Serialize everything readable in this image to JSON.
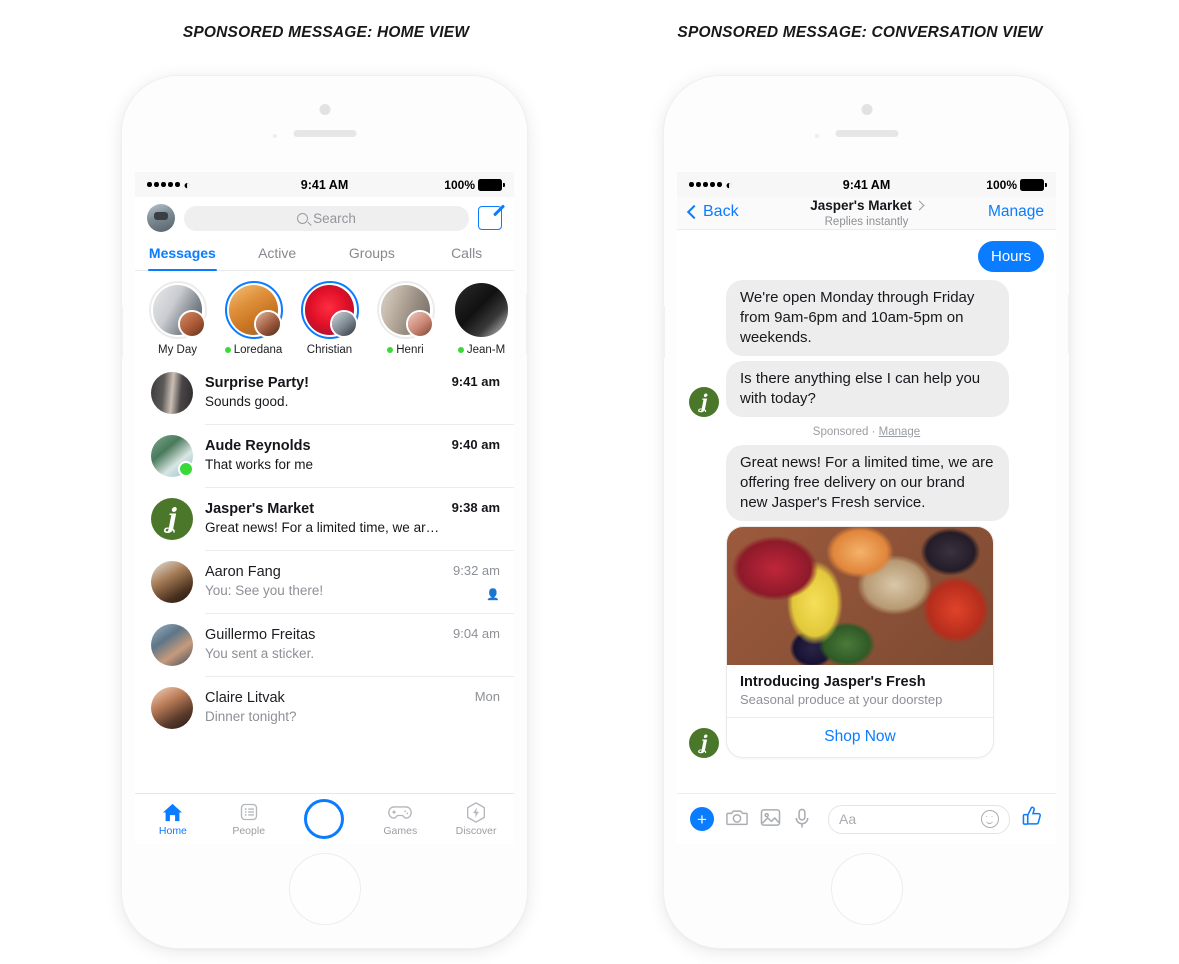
{
  "captions": {
    "left": "SPONSORED MESSAGE: HOME VIEW",
    "right": "SPONSORED MESSAGE: CONVERSATION VIEW"
  },
  "colors": {
    "accent_blue": "#0a7cff",
    "bubble_gray": "#ededed",
    "online_green": "#3ad93a",
    "brand_green": "#4a7729",
    "muted_text": "#8d9096"
  },
  "status_bar": {
    "time": "9:41 AM",
    "battery": "100%",
    "signal_icon": "signal-dots-icon",
    "wifi_icon": "wifi-icon",
    "battery_icon": "battery-full-icon"
  },
  "home_view": {
    "avatar_name": "my-profile-avatar",
    "search": {
      "placeholder": "Search",
      "icon": "search-icon"
    },
    "compose_icon": "compose-icon",
    "tabs": [
      {
        "label": "Messages",
        "active": true
      },
      {
        "label": "Active",
        "active": false
      },
      {
        "label": "Groups",
        "active": false
      },
      {
        "label": "Calls",
        "active": false
      }
    ],
    "stories": [
      {
        "name": "My Day",
        "ring": "seen",
        "online": false,
        "art": "art-myday",
        "mini": "art-p1"
      },
      {
        "name": "Loredana",
        "ring": "unseen",
        "online": true,
        "art": "art-dog",
        "mini": "art-p2"
      },
      {
        "name": "Christian",
        "ring": "unseen",
        "online": false,
        "art": "art-red",
        "mini": "art-p3"
      },
      {
        "name": "Henri",
        "ring": "seen",
        "online": true,
        "art": "art-group",
        "mini": "art-p4"
      },
      {
        "name": "Jean-M",
        "ring": "none",
        "online": true,
        "art": "art-bw",
        "mini": ""
      }
    ],
    "conversations": [
      {
        "name": "Surprise Party!",
        "snippet": "Sounds good.",
        "time": "9:41 am",
        "unread": true,
        "online": false,
        "art": "av-surprise",
        "logo": "",
        "sticker": ""
      },
      {
        "name": "Aude Reynolds",
        "snippet": "That works for me",
        "time": "9:40 am",
        "unread": true,
        "online": true,
        "art": "av-aude",
        "logo": "",
        "sticker": ""
      },
      {
        "name": "Jasper's Market",
        "snippet": "Great news! For a limited time, we are...",
        "time": "9:38 am",
        "unread": true,
        "online": false,
        "art": "av-jasper",
        "logo": "ʝ",
        "sticker": ""
      },
      {
        "name": "Aaron Fang",
        "snippet": "You: See you there!",
        "time": "9:32 am",
        "unread": false,
        "online": false,
        "art": "av-aaron",
        "logo": "",
        "sticker": "👤"
      },
      {
        "name": "Guillermo Freitas",
        "snippet": "You sent a sticker.",
        "time": "9:04 am",
        "unread": false,
        "online": false,
        "art": "av-guil",
        "logo": "",
        "sticker": ""
      },
      {
        "name": "Claire Litvak",
        "snippet": "Dinner tonight?",
        "time": "Mon",
        "unread": false,
        "online": false,
        "art": "av-claire",
        "logo": "",
        "sticker": ""
      }
    ],
    "tabbar": [
      {
        "label": "Home",
        "icon": "home-icon",
        "active": true
      },
      {
        "label": "People",
        "icon": "people-list-icon",
        "active": false
      },
      {
        "label": "",
        "icon": "camera-circle-icon",
        "active": false
      },
      {
        "label": "Games",
        "icon": "gamepad-icon",
        "active": false
      },
      {
        "label": "Discover",
        "icon": "discover-bolt-icon",
        "active": false
      }
    ]
  },
  "conversation_view": {
    "back_label": "Back",
    "back_icon": "chevron-left-icon",
    "title": "Jasper's Market",
    "title_chevron_icon": "chevron-right-icon",
    "subtitle": "Replies instantly",
    "manage_label": "Manage",
    "brand_logo": "ʝ",
    "messages": [
      {
        "type": "out",
        "text": "Hours"
      },
      {
        "type": "in",
        "text": "We're open Monday through Friday from 9am-6pm and 10am-5pm on weekends."
      },
      {
        "type": "in",
        "text": "Is there anything else I can help you with today?"
      }
    ],
    "sponsor_label": "Sponsored · ",
    "sponsor_link": "Manage",
    "sponsored_message": "Great news! For a limited time, we are offering free delivery on our brand new Jasper's Fresh service.",
    "card": {
      "image_alt": "fresh-produce-photo",
      "title": "Introducing Jasper's Fresh",
      "subtitle": "Seasonal produce at your doorstep",
      "cta": "Shop Now"
    },
    "composer": {
      "plus": "+",
      "camera_icon": "camera-icon",
      "gallery_icon": "gallery-icon",
      "mic_icon": "microphone-icon",
      "input_placeholder": "Aa",
      "emoji_icon": "smiley-icon",
      "like_icon": "thumbs-up-icon",
      "like_glyph": "👍"
    }
  }
}
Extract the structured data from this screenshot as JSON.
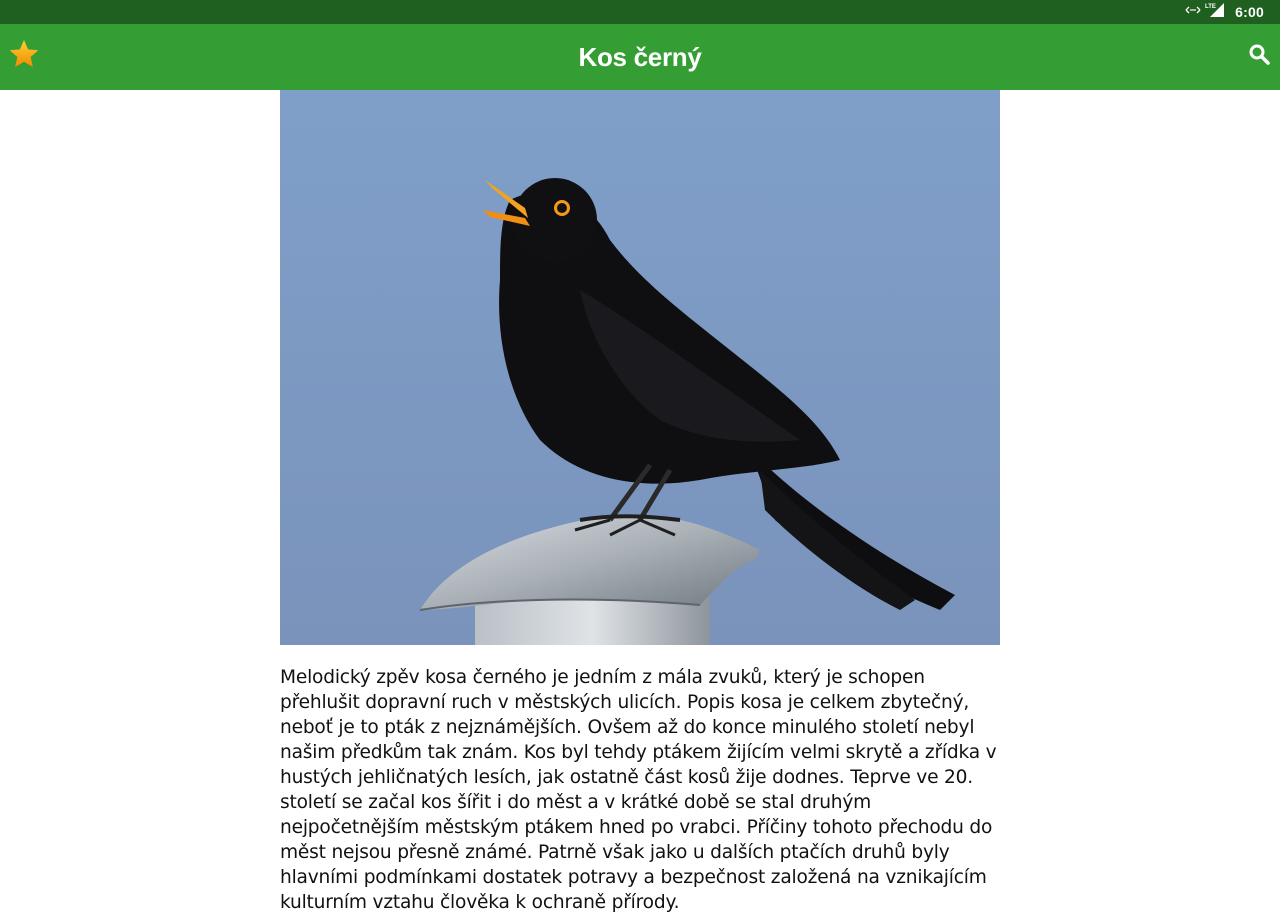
{
  "status_bar": {
    "time": "6:00",
    "network": "LTE",
    "icons": [
      "data-sync-icon",
      "signal-icon"
    ]
  },
  "app_bar": {
    "title": "Kos černý",
    "favorite_icon": "star-icon",
    "search_icon": "search-icon"
  },
  "colors": {
    "status_bar": "#1f5f1f",
    "app_bar": "#349e34",
    "star": "#f5a623",
    "text": "#111111"
  },
  "article": {
    "image_subject": "blackbird-photo",
    "body": "Melodický zpěv kosa černého je jedním z mála zvuků, který je schopen přehlušit dopravní ruch v městských ulicích. Popis kosa je celkem zbytečný, neboť je to pták z nejznámějších. Ovšem až do konce minulého století nebyl našim předkům tak znám. Kos byl tehdy ptákem žijícím velmi skrytě a zřídka v hustých jehličnatých lesích, jak ostatně část kosů žije dodnes. Teprve ve 20. století se začal kos šířit i do měst a v krátké době se stal druhým nejpočetnějším městským ptákem hned po vrabci. Příčiny tohoto přechodu do měst nejsou přesně známé. Patrně však jako u dalších ptačích druhů byly hlavními podmínkami dostatek potravy a bezpečnost založená na vznikajícím kulturním vztahu člověka k ochraně přírody."
  }
}
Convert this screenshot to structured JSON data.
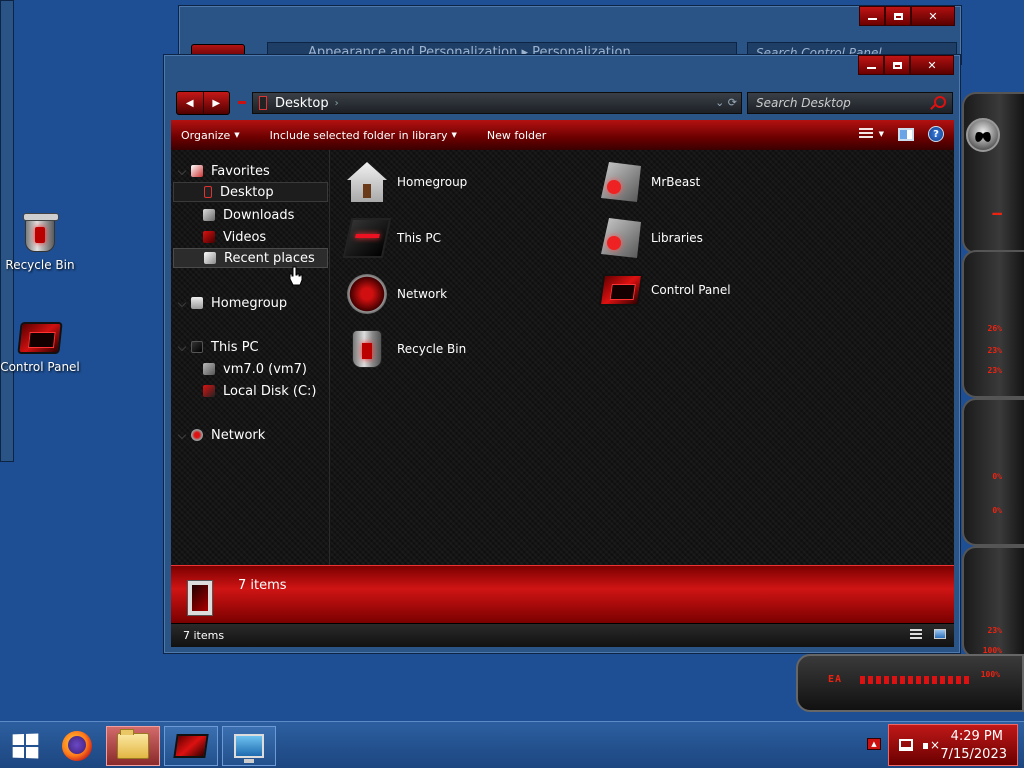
{
  "desktop": {
    "icons": [
      {
        "label": "Recycle Bin"
      },
      {
        "label": "Control Panel"
      }
    ]
  },
  "back_window": {
    "address": "Appearance and Personalization  ▸  Personalization",
    "search_placeholder": "Search Control Panel"
  },
  "window": {
    "address": {
      "location": "Desktop"
    },
    "search_placeholder": "Search Desktop",
    "toolbar": {
      "organize": "Organize",
      "include": "Include selected folder in library",
      "new_folder": "New folder",
      "help": "?"
    },
    "navpane": {
      "favorites": "Favorites",
      "desktop": "Desktop",
      "downloads": "Downloads",
      "videos": "Videos",
      "recent": "Recent places",
      "homegroup": "Homegroup",
      "thispc": "This PC",
      "vm": "vm7.0 (vm7)",
      "localdisk": "Local Disk (C:)",
      "network": "Network"
    },
    "items": [
      {
        "label": "Homegroup",
        "icon": "homegroup-icon"
      },
      {
        "label": "MrBeast",
        "icon": "user-folder-icon"
      },
      {
        "label": "This PC",
        "icon": "computer-icon"
      },
      {
        "label": "Libraries",
        "icon": "libraries-icon"
      },
      {
        "label": "Network",
        "icon": "network-icon"
      },
      {
        "label": "Control Panel",
        "icon": "control-panel-icon"
      },
      {
        "label": "Recycle Bin",
        "icon": "recycle-bin-icon"
      }
    ],
    "details": {
      "count": "7 items"
    },
    "status": {
      "count": "7 items"
    }
  },
  "gadgets": {
    "percentages": [
      "26%",
      "23%",
      "23%",
      "0%",
      "0%",
      "23%",
      "100%",
      "100%"
    ],
    "bottom_label": "EA"
  },
  "taskbar": {
    "time": "4:29 PM",
    "date": "7/15/2023"
  },
  "colors": {
    "desktop": "#1e4f94",
    "accent_red": "#c01515",
    "window_frame": "#2b5486"
  }
}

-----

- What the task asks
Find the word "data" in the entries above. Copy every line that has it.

- Exercise response
Extract the structured data from this screenshot as JSON.
      "data-sync-icon",
Convert this screenshot to structured JSON data.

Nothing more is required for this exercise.